_Work to be completed_
With all images left out, restate the records below exactly as written.
········
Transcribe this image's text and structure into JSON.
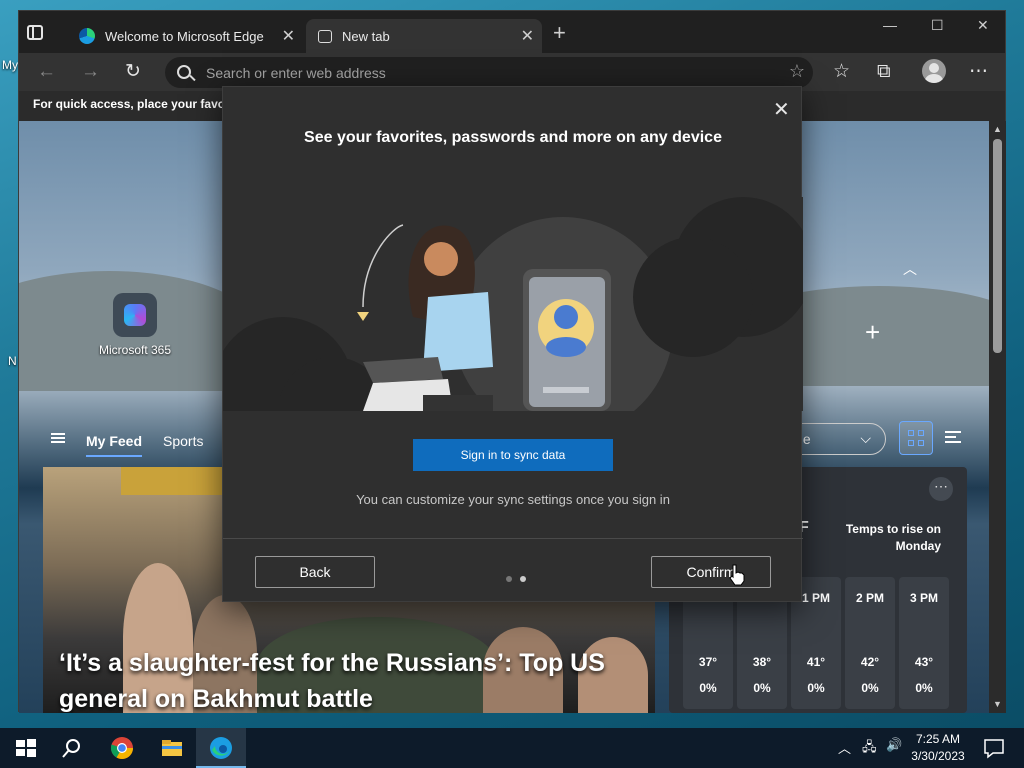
{
  "desktop": {
    "fragments": [
      "My",
      "N"
    ]
  },
  "browser": {
    "tabs": [
      {
        "title": "Welcome to Microsoft Edge",
        "icon": "edge-icon",
        "active": false
      },
      {
        "title": "New tab",
        "icon": "new-tab-icon",
        "active": true
      }
    ],
    "address_placeholder": "Search or enter web address",
    "favorites_bar_text": "For quick access, place your favorites here on the favorites bar."
  },
  "newtab": {
    "quick_links": [
      {
        "label": "Microsoft 365"
      }
    ],
    "feed_tabs": [
      "My Feed",
      "Sports"
    ],
    "layout_select_value": "ole",
    "headline": "‘It’s a slaughter-fest for the Russians’: Top US general on Bakhmut battle",
    "weather": {
      "headline": "Temps to rise on Monday",
      "partial_reading": "F",
      "hours": [
        {
          "time": "",
          "temp": "37°",
          "precip": "0%"
        },
        {
          "time": "",
          "temp": "38°",
          "precip": "0%"
        },
        {
          "time": "1 PM",
          "temp": "41°",
          "precip": "0%"
        },
        {
          "time": "2 PM",
          "temp": "42°",
          "precip": "0%"
        },
        {
          "time": "3 PM",
          "temp": "43°",
          "precip": "0%"
        }
      ]
    }
  },
  "dialog": {
    "title": "See your favorites, passwords and more on any device",
    "sign_in_button": "Sign in to sync data",
    "hint": "You can customize your sync settings once you sign in",
    "back_button": "Back",
    "confirm_button": "Confirm",
    "page_indicator": {
      "total": 2,
      "current": 2
    }
  },
  "taskbar": {
    "apps": [
      "start-icon",
      "search-icon",
      "chrome-icon",
      "file-explorer-icon",
      "edge-icon"
    ],
    "time": "7:25 AM",
    "date": "3/30/2023"
  },
  "colors": {
    "accent": "#0f6cbd",
    "dialog_bg": "#2f2f2f",
    "browser_chrome": "#202020"
  }
}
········
_Response to this task_
Transcribe this image's text and structure into JSON.
{
  "desktop": {
    "fragments": [
      "My",
      "N"
    ]
  },
  "browser": {
    "tabs": [
      {
        "title": "Welcome to Microsoft Edge",
        "icon": "edge-icon",
        "active": false
      },
      {
        "title": "New tab",
        "icon": "new-tab-icon",
        "active": true
      }
    ],
    "address_placeholder": "Search or enter web address",
    "favorites_bar_text": "For quick access, place your favorites here on the favorites bar."
  },
  "newtab": {
    "quick_links": [
      {
        "label": "Microsoft 365"
      }
    ],
    "feed_tabs": [
      "My Feed",
      "Sports"
    ],
    "layout_select_value": "ole",
    "headline": "‘It’s a slaughter-fest for the Russians’: Top US general on Bakhmut battle",
    "weather": {
      "headline": "Temps to rise on Monday",
      "partial_reading": "F",
      "hours": [
        {
          "time": "",
          "temp": "37°",
          "precip": "0%"
        },
        {
          "time": "",
          "temp": "38°",
          "precip": "0%"
        },
        {
          "time": "1 PM",
          "temp": "41°",
          "precip": "0%"
        },
        {
          "time": "2 PM",
          "temp": "42°",
          "precip": "0%"
        },
        {
          "time": "3 PM",
          "temp": "43°",
          "precip": "0%"
        }
      ]
    }
  },
  "dialog": {
    "title": "See your favorites, passwords and more on any device",
    "sign_in_button": "Sign in to sync data",
    "hint": "You can customize your sync settings once you sign in",
    "back_button": "Back",
    "confirm_button": "Confirm",
    "page_indicator": {
      "total": 2,
      "current": 2
    }
  },
  "taskbar": {
    "apps": [
      "start-icon",
      "search-icon",
      "chrome-icon",
      "file-explorer-icon",
      "edge-icon"
    ],
    "time": "7:25 AM",
    "date": "3/30/2023"
  },
  "colors": {
    "accent": "#0f6cbd",
    "dialog_bg": "#2f2f2f",
    "browser_chrome": "#202020"
  }
}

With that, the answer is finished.